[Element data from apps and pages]
▼▼▼

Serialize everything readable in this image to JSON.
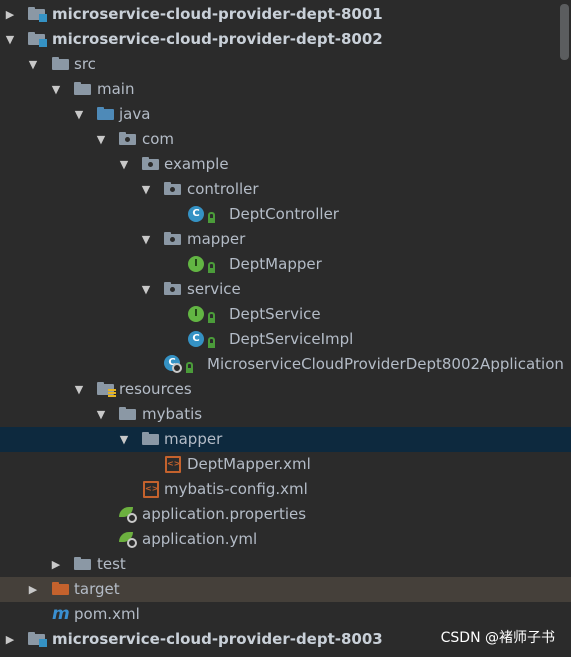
{
  "tree": {
    "module_8001": "microservice-cloud-provider-dept-8001",
    "module_8002": "microservice-cloud-provider-dept-8002",
    "src": "src",
    "main": "main",
    "java": "java",
    "com": "com",
    "example": "example",
    "controller": "controller",
    "dept_controller": "DeptController",
    "mapper": "mapper",
    "dept_mapper": "DeptMapper",
    "service": "service",
    "dept_service": "DeptService",
    "dept_service_impl": "DeptServiceImpl",
    "application_class": "MicroserviceCloudProviderDept8002Application",
    "resources": "resources",
    "mybatis": "mybatis",
    "mapper_folder": "mapper",
    "dept_mapper_xml": "DeptMapper.xml",
    "mybatis_config": "mybatis-config.xml",
    "application_properties": "application.properties",
    "application_yml": "application.yml",
    "test": "test",
    "target": "target",
    "pom": "pom.xml",
    "module_8003": "microservice-cloud-provider-dept-8003"
  },
  "glyphs": {
    "collapsed": "▶",
    "expanded": "▼",
    "class_letter": "C",
    "interface_letter": "I",
    "maven_letter": "m",
    "xml_letter": "<>"
  },
  "watermark": "CSDN @褚师子书",
  "colors": {
    "background": "#2b2b2b",
    "selected_row": "#0d293e",
    "excluded_row": "#45403a",
    "text": "#b4bcc7"
  }
}
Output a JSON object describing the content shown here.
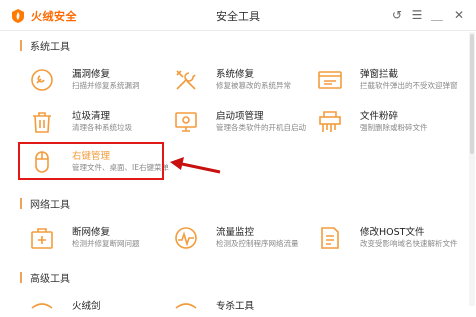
{
  "app": {
    "logo_text": "火绒安全",
    "window_title": "安全工具"
  },
  "controls": {
    "restore": "↺",
    "menu": "☰",
    "minimize": "＿",
    "close": "✕"
  },
  "colors": {
    "accent": "#f39c3d",
    "highlight": "#e01818"
  },
  "sections": [
    {
      "title": "系统工具",
      "items": [
        {
          "title": "漏洞修复",
          "desc": "扫描并修复系统漏洞",
          "icon": "shield-wrench-icon"
        },
        {
          "title": "系统修复",
          "desc": "修复被篡改的系统异常",
          "icon": "tools-icon"
        },
        {
          "title": "弹窗拦截",
          "desc": "拦截软件弹出的不受欢迎弹窗",
          "icon": "popup-window-icon"
        },
        {
          "title": "垃圾清理",
          "desc": "清理各种系统垃圾",
          "icon": "trash-icon"
        },
        {
          "title": "启动项管理",
          "desc": "管理各类软件的开机自启动",
          "icon": "monitor-startup-icon"
        },
        {
          "title": "文件粉碎",
          "desc": "强制删除或粉碎文件",
          "icon": "shredder-icon"
        },
        {
          "title": "右键管理",
          "desc": "管理文件、桌面、IE右键菜单",
          "icon": "mouse-icon"
        }
      ]
    },
    {
      "title": "网络工具",
      "items": [
        {
          "title": "断网修复",
          "desc": "检测并修复断网问题",
          "icon": "network-repair-icon"
        },
        {
          "title": "流量监控",
          "desc": "检测及控制程序网络流量",
          "icon": "traffic-gauge-icon"
        },
        {
          "title": "修改HOST文件",
          "desc": "改变受影响域名快速解析文件",
          "icon": "host-file-icon"
        }
      ]
    },
    {
      "title": "高级工具",
      "items": [
        {
          "title": "火绒剑",
          "icon": "sword-icon"
        },
        {
          "title": "专杀工具",
          "icon": "kill-tool-icon"
        }
      ]
    }
  ]
}
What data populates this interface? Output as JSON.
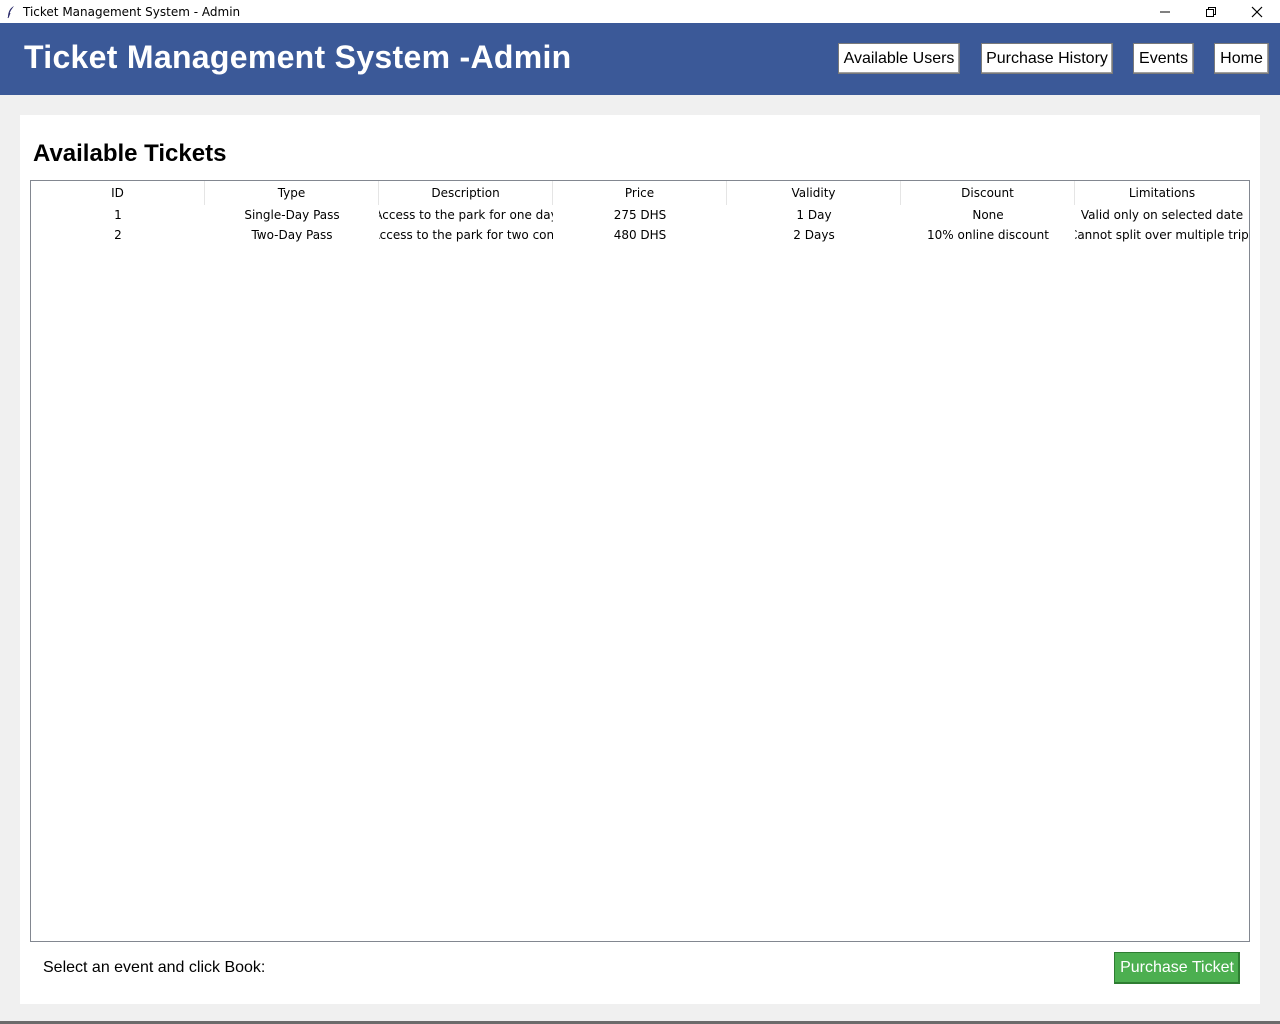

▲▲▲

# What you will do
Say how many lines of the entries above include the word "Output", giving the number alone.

# Response to the exercise
2